Bush Announces Troop Redeployment Plan


This is Steve Ember with In the News in VOA Special English.

President Bush this week announced a major redeployment of American military forces around the world. Mister Bush said the plan would take place over the next ten years. He said sixty thousand to seventy thousand soldiers will return to the United States. About one hundred thousand family members and civilian employees would also return home.

Currently, about two hundred thirty thousand troops are stationed outside the United States, in countries other than Iraq and Afghanistan. Most are in Germany, Japan and South Korea. The United States has about ninety thousand troops in Asia and the Pacific.

The president said the redeployment would create a military that is better prepared to fight terrorism. More troops would be stationed in the United States and could be deployed from there as needed. Mister Bush says base closures as a result of the redeployment would also reduce costs. And he says the plan would improve life for military families.

The United States has kept a strong military presence in Europe and Asia since World War Two ended in nineteen forty-five. Troops were stationed in Europe to contain the threat of communism. American officials say the end of the Soviet Union means that large numbers of troops are no longer needed.

Under the new plan, officials say about thirty thousand troops in Germany would be replaced by a smaller force that could be deployed more quickly. The first troops from Germany are not expected to be brought home before late next year. Germany has expressed concern about the effect that the reduction would have on its economy.

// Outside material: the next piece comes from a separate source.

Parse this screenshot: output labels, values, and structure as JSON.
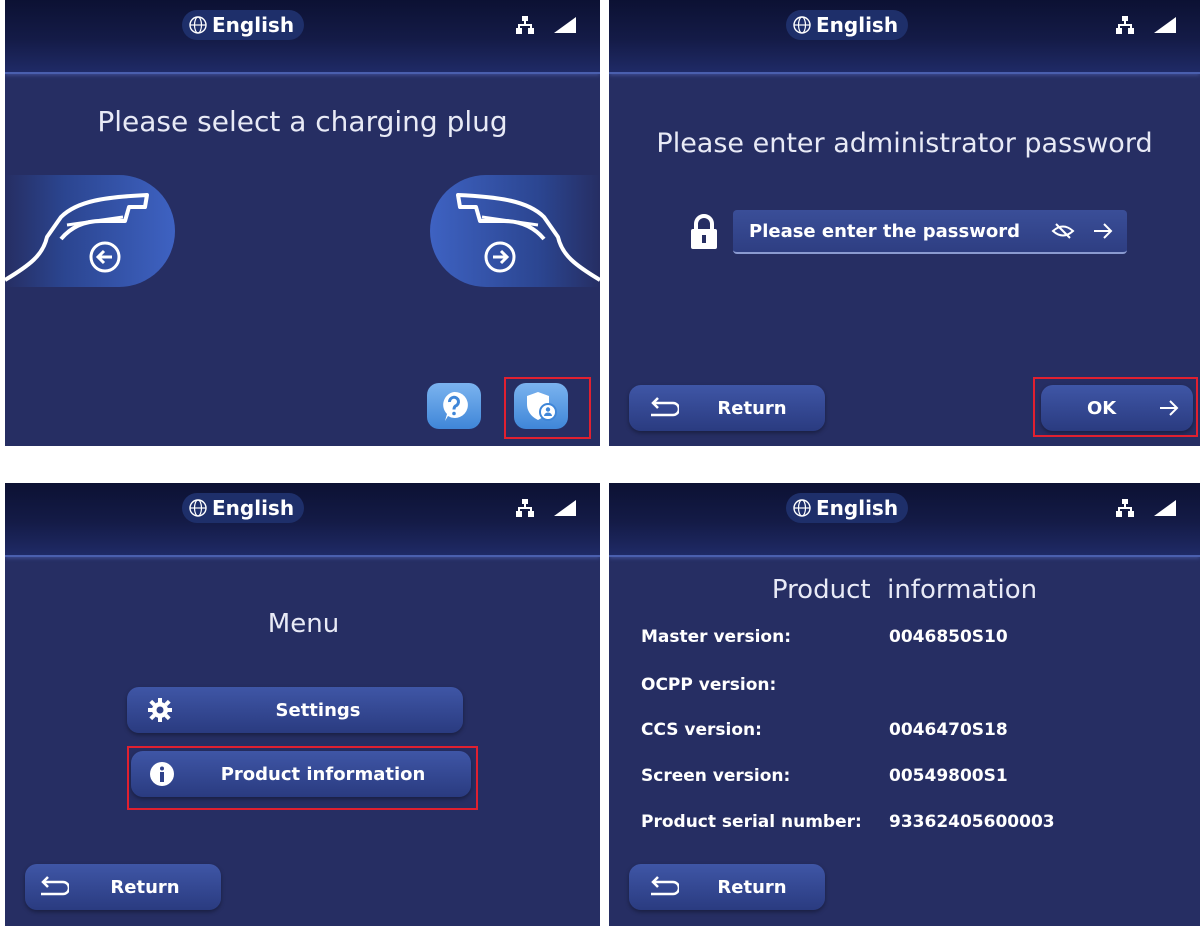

American officials say some troops could be moved to eastern European nations. That would put them closer to areas like the Balkans and the Middle East. Many experts say they do not believe American forces in Asia will be greatly reduced, and may even be increased. But officials say the plan is not designed to provide more troops for Iraq. Defense officials say they will talk about the plan with American allies.

Mister Bush announced his plan Monday at the Veterans of Foreign Wars convention in Cincinnati, Ohio. Democratic presidential candidate John Kerry criticized the plan when he spoke at the convention on Wednesday. He said the plan would not increase America's ability to combat terrorism. And he said it would not ease the stress on American troops. Senator Kerry stated, "Nobody wants to bring troops home more than those of us who have fought in foreign wars." But he added that this is not the right time or the sensible way to do it.

National security is an important issue in this year's presidential election. A new public opinion study was released this week. The Americans questioned in the study said that national security and foreign policy issues were more important than economic issues.

In the News, in VOA Special English, was written by Cynthia Kirk. This is Steve Ember.